As it is, the Condo is higher than the steeple on the adjacent Trinity Church.
Right on cue, someone from the Church expresses concern about the shadows that will be created which could prevent light streaming through their stained glass windows.
A wit in the audience says they must learn to walk in the shadow.
We are told these are details for later.
The developers want to restore the original facades. Potentially, this could involve rebuilding them, brick by brick. (Fat chance, I’d say)
Now we are into the question and answer session with lots of people, inevitably, expressing concerns about traffic. We hear there will be 185 parking spaces.
But for some petrol-heads this isn’t enough. They demand more on the grounds that people have to use their car. A woman complains there is no public transport near by.
Parts of the audience spring to life and, unusually, she is heckled and reminded the GO train station is ten minutes walk away from Main Street.
This triggers a string of related questions.
How will the development impact on the adjacent neighbourhood – especially as the George V School on Park Avenue is also a candidate for redevelopment?
What about safety? There are lots of pedestrians around the library. And toddlers attending the nursery opposite. It is a busy little neck of the woods.
Now we are on to the environment.
How green will the building be?
The Forrest Group proclaims itself “assertively green” and Chris burnishes its credentials further.
He says they will use green technology as much as possible. This may mean a green roof or it might mean electric car plug-ins and so on. We shall have to wait and see what materialises.
What a tease!
Now the questions are on to demographics and who is going to live in the new development and how much it will cost
Too early to say.
We are told there is no marketing programme. Indeed, We learn there are to be 145 condo units but the developer has not decided how many will be one or two bedroom. As with so much else, that comes later.
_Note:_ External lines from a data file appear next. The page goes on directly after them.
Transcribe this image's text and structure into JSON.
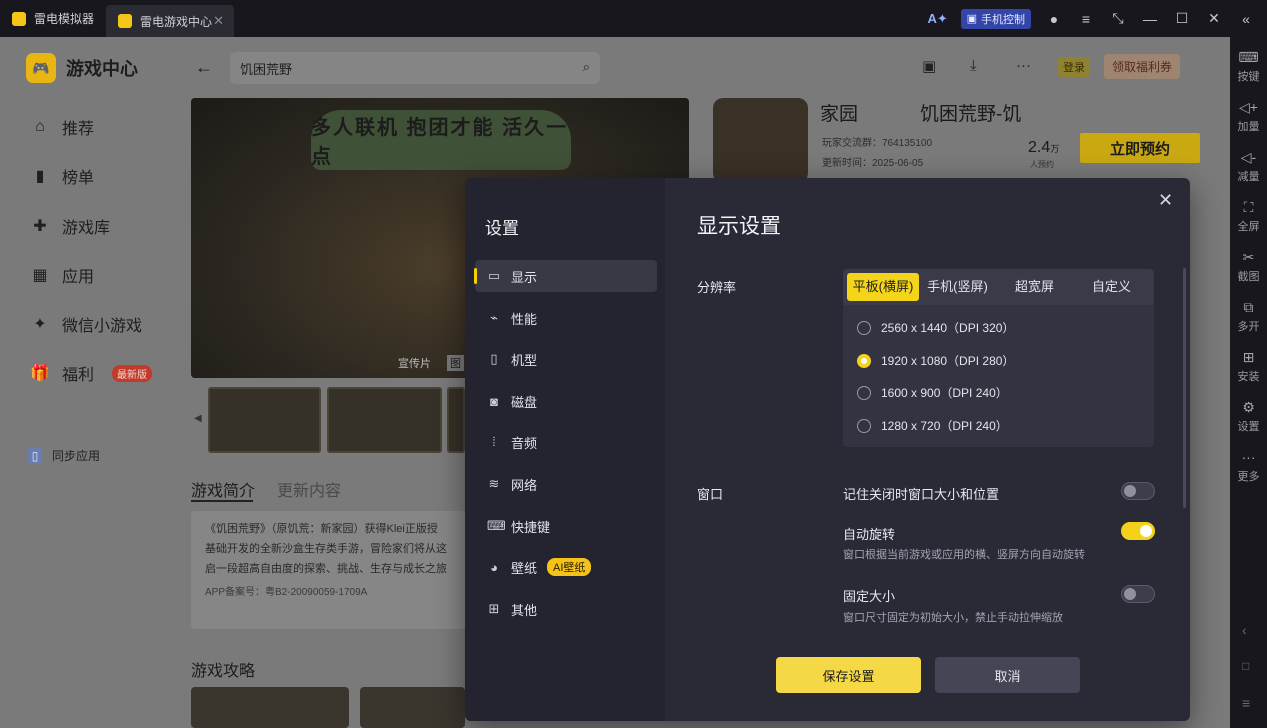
{
  "titlebar": {
    "tabs": [
      {
        "label": "雷电模拟器"
      },
      {
        "label": "雷电游戏中心"
      }
    ],
    "phone_control": "手机控制"
  },
  "right_toolbar": {
    "items": [
      {
        "label": "按键",
        "icon": "keyboard-icon"
      },
      {
        "label": "加量",
        "icon": "volume-up-icon"
      },
      {
        "label": "减量",
        "icon": "volume-down-icon"
      },
      {
        "label": "全屏",
        "icon": "fullscreen-icon"
      },
      {
        "label": "截图",
        "icon": "scissors-icon"
      },
      {
        "label": "多开",
        "icon": "multi-instance-icon"
      },
      {
        "label": "安装",
        "icon": "apk-install-icon"
      },
      {
        "label": "设置",
        "icon": "gear-icon"
      },
      {
        "label": "更多",
        "icon": "more-icon"
      }
    ]
  },
  "sidebar": {
    "brand": "游戏中心",
    "items": [
      {
        "label": "推荐"
      },
      {
        "label": "榜单"
      },
      {
        "label": "游戏库"
      },
      {
        "label": "应用"
      },
      {
        "label": "微信小游戏"
      },
      {
        "label": "福利",
        "badge": "最新版"
      }
    ],
    "sync": "同步应用"
  },
  "header": {
    "search_value": "饥困荒野",
    "login": "登录",
    "coupon": "领取福利券"
  },
  "game": {
    "title_left": "家园",
    "title_right": "饥困荒野-饥",
    "group": "玩家交流群：764135100",
    "updated": "更新时间：2025-06-05",
    "count": "2.4",
    "count_unit": "万",
    "count_label": "人预约",
    "reserve": "立即预约",
    "banner_text": "多人联机 抱团才能 活久一点",
    "banner_tag": "宣传片",
    "banner_tag2": "图"
  },
  "content": {
    "tab_intro": "游戏简介",
    "tab_update": "更新内容",
    "desc_lines": [
      "《饥困荒野》（原饥荒：新家园）获得Klei正版授",
      "基础开发的全新沙盒生存类手游，冒险家们将从这",
      "启一段超高自由度的探索、挑战、生存与成长之旅"
    ],
    "record": "APP备案号：粤B2-20090059-1709A",
    "guide_title": "游戏攻略"
  },
  "settings": {
    "title": "设置",
    "nav": [
      {
        "label": "显示",
        "icon": "monitor-icon"
      },
      {
        "label": "性能",
        "icon": "performance-icon"
      },
      {
        "label": "机型",
        "icon": "phone-icon"
      },
      {
        "label": "磁盘",
        "icon": "disk-icon"
      },
      {
        "label": "音频",
        "icon": "audio-icon"
      },
      {
        "label": "网络",
        "icon": "wifi-icon"
      },
      {
        "label": "快捷键",
        "icon": "keyboard-icon"
      },
      {
        "label": "壁纸",
        "icon": "palette-icon",
        "badge": "AI壁纸"
      },
      {
        "label": "其他",
        "icon": "grid-icon"
      }
    ],
    "section_title": "显示设置",
    "resolution_label": "分辨率",
    "resolution_tabs": [
      "平板(横屏)",
      "手机(竖屏)",
      "超宽屏",
      "自定义"
    ],
    "resolutions": [
      "2560 x 1440（DPI 320）",
      "1920 x 1080（DPI 280）",
      "1600 x 900（DPI 240）",
      "1280 x 720（DPI 240）"
    ],
    "selected_resolution": 1,
    "window_label": "窗口",
    "remember_window": "记住关闭时窗口大小和位置",
    "remember_window_on": false,
    "auto_rotate": "自动旋转",
    "auto_rotate_hint": "窗口根据当前游戏或应用的横、竖屏方向自动旋转",
    "auto_rotate_on": true,
    "fixed_size": "固定大小",
    "fixed_size_hint": "窗口尺寸固定为初始大小，禁止手动拉伸缩放",
    "fixed_size_on": false,
    "save": "保存设置",
    "cancel": "取消"
  },
  "colors": {
    "accent": "#f5d21a",
    "modal_bg": "#2a2a37"
  }
}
Now we are listening to a very erudite exchange about architectural styles.
Chris confesses he is unaware of the architectural style of the Clock Tower building. He just knows it is an old Post Office.
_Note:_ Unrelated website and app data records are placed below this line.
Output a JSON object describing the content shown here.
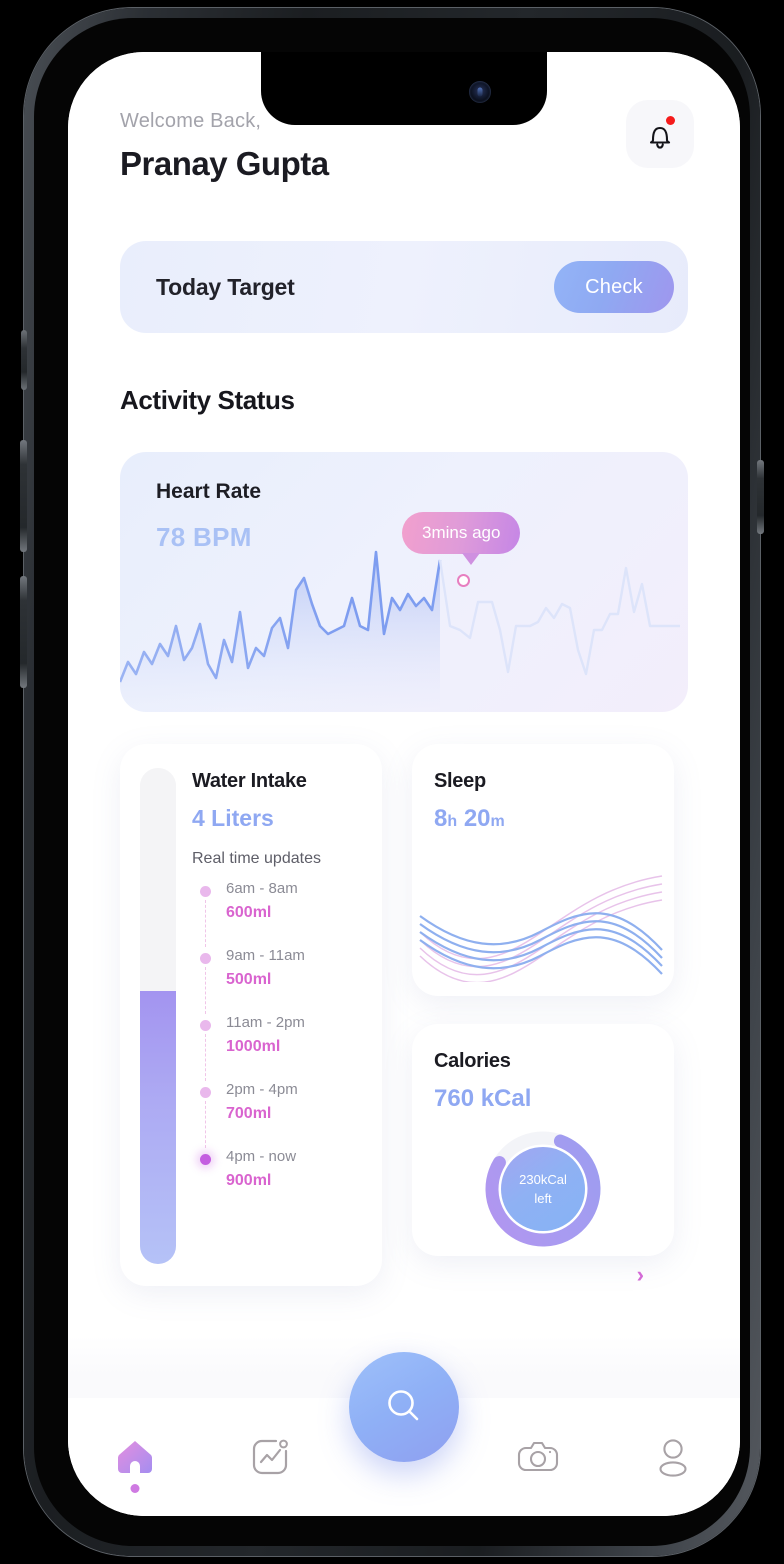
{
  "header": {
    "welcome": "Welcome Back,",
    "username": "Pranay Gupta",
    "bell_icon": "bell-icon"
  },
  "today_target": {
    "label": "Today Target",
    "button": "Check"
  },
  "section": {
    "activity_status": "Activity Status"
  },
  "heart_rate": {
    "title": "Heart Rate",
    "value": "78 BPM",
    "tooltip": "3mins ago"
  },
  "water": {
    "title": "Water Intake",
    "value": "4 Liters",
    "subtitle": "Real time updates",
    "fill_percent": 55,
    "updates": [
      {
        "time": "6am - 8am",
        "amount": "600ml",
        "active": false
      },
      {
        "time": "9am - 11am",
        "amount": "500ml",
        "active": false
      },
      {
        "time": "11am - 2pm",
        "amount": "1000ml",
        "active": false
      },
      {
        "time": "2pm - 4pm",
        "amount": "700ml",
        "active": false
      },
      {
        "time": "4pm - now",
        "amount": "900ml",
        "active": true
      }
    ]
  },
  "sleep": {
    "title": "Sleep",
    "hours": "8",
    "hours_unit": "h",
    "minutes": "20",
    "minutes_unit": "m"
  },
  "calories": {
    "title": "Calories",
    "value": "760 kCal",
    "ring_line1": "230kCal",
    "ring_line2": "left",
    "chevron": "›"
  },
  "tabbar": {
    "items": [
      {
        "name": "home-icon",
        "active": true
      },
      {
        "name": "activity-icon",
        "active": false
      },
      {
        "name": "search-icon",
        "active": false
      },
      {
        "name": "camera-icon",
        "active": false
      },
      {
        "name": "profile-icon",
        "active": false
      }
    ]
  },
  "colors": {
    "accent_blue": "#8fa8f2",
    "accent_purple": "#9f96ee",
    "accent_pink": "#d964cf",
    "text_dark": "#1b1b22",
    "text_muted": "#8b8b95",
    "notification_red": "#f51b1b"
  },
  "chart_data": [
    {
      "type": "line",
      "title": "Heart Rate",
      "ylabel": "BPM",
      "annotation": "3mins ago",
      "marker_index": 40,
      "values": [
        12,
        22,
        8,
        26,
        14,
        30,
        20,
        40,
        18,
        24,
        34,
        12,
        6,
        28,
        18,
        42,
        14,
        26,
        22,
        34,
        38,
        26,
        50,
        60,
        44,
        34,
        30,
        32,
        34,
        46,
        34,
        32,
        72,
        30,
        44,
        38,
        46,
        40,
        44,
        38,
        62,
        40,
        34,
        18,
        38,
        40,
        14,
        34,
        36,
        34,
        18,
        32,
        42,
        38,
        24,
        8,
        30,
        32,
        34,
        46,
        38,
        42,
        58,
        34,
        30,
        36,
        34
      ],
      "solid_until_index": 40
    },
    {
      "type": "line",
      "title": "Sleep",
      "series": [
        {
          "name": "wave-blue-1"
        },
        {
          "name": "wave-blue-2"
        },
        {
          "name": "wave-blue-3"
        },
        {
          "name": "wave-blue-4"
        },
        {
          "name": "wave-pink-1"
        },
        {
          "name": "wave-pink-2"
        },
        {
          "name": "wave-pink-3"
        },
        {
          "name": "wave-pink-4"
        }
      ]
    },
    {
      "type": "pie",
      "title": "Calories",
      "total": 760,
      "remaining": 230,
      "progress_percent": 78,
      "labels": [
        "230kCal",
        "left"
      ]
    },
    {
      "type": "bar",
      "title": "Water Intake",
      "categories": [
        "6am - 8am",
        "9am - 11am",
        "11am - 2pm",
        "2pm - 4pm",
        "4pm - now"
      ],
      "values": [
        600,
        500,
        1000,
        700,
        900
      ],
      "ylabel": "ml",
      "total_liters": 4
    }
  ]
}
Someone clued up on such things ventures it is Italianate.
Everyone nods in agreement.
My friend Bob Bahlieda suggests the proposed new building has echoes of Art Deco and this surely is a style that clashes with Italianate.
He wants the Newmarket’s downtown to become a “boutique area”, respectful of its own history. He doesn’t want treasured areas to be casually altered beyond all recognition. He says we have much to learn from European countries that safeguard and protect their built heritage.
Now a very insightful question from a woman who wants to know what permissions are needed before the development can proceed. What is it contingent on? And what other development hurdles have to be crossed?
I feel Chris is ducking and diving a bit and I sense we are not getting the complete answer.
However, we are told that a formal application will go to the Town within a couple of months. Given that so much is still up in the air, this seems a bit optimistic to me. If they get approval, construction he says could easily take 18 months.
So there we are…
If the approval process follows the usual pattern, the Clock Tower redevelopment will be modified, but only at the margins.
Perhaps a floor will be shaved off to bring the development below the height of the Trinity Church spire. This will show the developer is listening to the “community” and is sensitive to its concerns.
Perhaps the colour of the building will change to a lighter hue.
The Town will huff and puff a little and then give in, implicitly acknowledging that their own Official Plan for the historic downtown area is not worth the paper it is written on.
I may be totally wrong.
But there were no clues last night on which way the Town will jump. In the Q&A session our councillors are as mute as Trappist monks.
No probing questions.
No gentle enquiries.
What a strange state of affairs that our elected representatives feel so constrained by the rules and procedures that bind them that they cannot venture an opinion, however restrained and qualified.
I hope they don’t leave it too long to come off the fence.
Tom Hempen has shown the way.